Aaron Rodgers knew all along.
12/14/2016 by PeekYou Team
Source: FOX Sports
RENTON, Wash. (AP) For the first half of the season, Cliff Avril, Michael Bennett and the rest of the Seattle Seahawks defensive line were able to create havoc, getting into the backfield and making opposing quarterbacks aware of their presence. More
11/29/2016 by PeekYou Team
Author: ESPN Staff Writer / Source: ESPN.com
PHILADELPHIA — It wasn’t that Aaron Rodgers didn’t want anyone to see what was wrong with his left leg.
No, the reason the Green Bay Packers quarterback ducked into the tent behind the bench was so that no one would see him “drop his drawers,” as he put it, while he received medical attention.
Rodgers said he pulled his hamstring on the opening drive of the third quarter and had the trainers tape his leg between series. When he emerged from the hut behind the visitor’s bench at Lincoln Financial Field, the Monday Night Football cameras were waiting for him.
“I just didn’t want to be getting taped up on the television,” Rodgers said. “But obviously when I walked out and saw the camera right in my face, I knew there was probably some sort of ministory growing. But no, I had to drop my drawers a little bit to get taped up and just wanted to do in the privacy of that tent.”
11/29/2016 by PeekYou Team
Author: Chris Wesseling / Source: NFL.com
The Green Bay Packers ended their four-game losing streak, keeping their playoff hopes alive with a 27-13 victory over the Philadelphia Eagles in Week 12. Here’s what we learned on Monday Night Football:
1. Along with his sterling showing at Atlanta in Week 8, this was Aaron Rodgers‘ finest all-around game since September of last season.

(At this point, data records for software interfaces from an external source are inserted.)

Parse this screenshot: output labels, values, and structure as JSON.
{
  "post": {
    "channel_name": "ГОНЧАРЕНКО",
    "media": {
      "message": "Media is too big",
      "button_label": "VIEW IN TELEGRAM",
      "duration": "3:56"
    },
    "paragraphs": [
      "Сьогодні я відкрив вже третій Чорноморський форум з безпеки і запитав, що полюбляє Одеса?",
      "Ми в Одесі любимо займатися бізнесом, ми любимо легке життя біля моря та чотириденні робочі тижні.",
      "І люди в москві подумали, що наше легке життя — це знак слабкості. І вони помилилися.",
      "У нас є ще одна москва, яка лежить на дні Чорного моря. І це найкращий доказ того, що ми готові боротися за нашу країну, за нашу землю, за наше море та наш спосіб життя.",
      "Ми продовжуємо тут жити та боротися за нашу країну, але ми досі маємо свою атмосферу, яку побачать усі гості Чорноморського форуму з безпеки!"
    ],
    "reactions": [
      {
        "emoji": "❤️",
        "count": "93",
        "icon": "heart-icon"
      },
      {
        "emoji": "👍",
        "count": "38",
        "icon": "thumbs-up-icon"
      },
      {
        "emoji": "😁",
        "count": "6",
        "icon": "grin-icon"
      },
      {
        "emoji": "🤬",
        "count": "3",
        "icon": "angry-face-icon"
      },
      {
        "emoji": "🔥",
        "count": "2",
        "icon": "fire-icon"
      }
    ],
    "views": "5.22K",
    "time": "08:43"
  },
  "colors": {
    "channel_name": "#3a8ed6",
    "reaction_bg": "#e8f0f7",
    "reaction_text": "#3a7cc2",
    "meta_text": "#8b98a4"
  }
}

Rodgers unholstered his entire arsenal against a swarming Eagles defense allowing a league-best 9.5 points per game at home. He was surgical from the opening bell, whistling tight-window throws to Davante Adams, Jordy Nelson and Jared Cook, and moving the chains by scrambling on key third downs. Battling through a hamstring injury sustained in the middle of the third quarter, Rodgers strangled the life out of Philadelphia’s comeback efforts, leading a pair of clinching scoring drives composed of 30 plays, 153 yards and nearly 15 minutes on the game clock.
As historically porous as Green Bay’s defense has been over the past month, Rodgers’ steady improvement has gone virtually unnoticed. He’s been vintage since the second half of the Bears game in Week 7, completing 180 of 268 passes (67.2 percent) for 1,904 passing yards (7.1 YPA), 196 rushing yards a 17:3 TD-to-INT ratio and a 104.1 passer rating over the past six games. As for the hamstring tweak, Rodgers was nonchalant after the game, insisting he’ll be “good to go next week.”
2. Carson Wentz won’t win NFC Offensive Player of the Week for his performance, which qualifies as tangible progress for a Packers defense that paved the way for Marcus Mariota and Kirk Cousins to capture that honor in the past two weeks. Buoyed by the healthy return of All-Pro linebacker Clay Matthews and top cornerback Damarious Randall, Green Bay shut down Philadelphia’s rushing attack, sacked Wentz four times and prevented the chunk plays that have haunted their recent nightmares in the passing game.
Is this a one-game aberration or a sign that Dom Capers’ defense has turned the corner? We might have…
12/19/2013 by Matt Q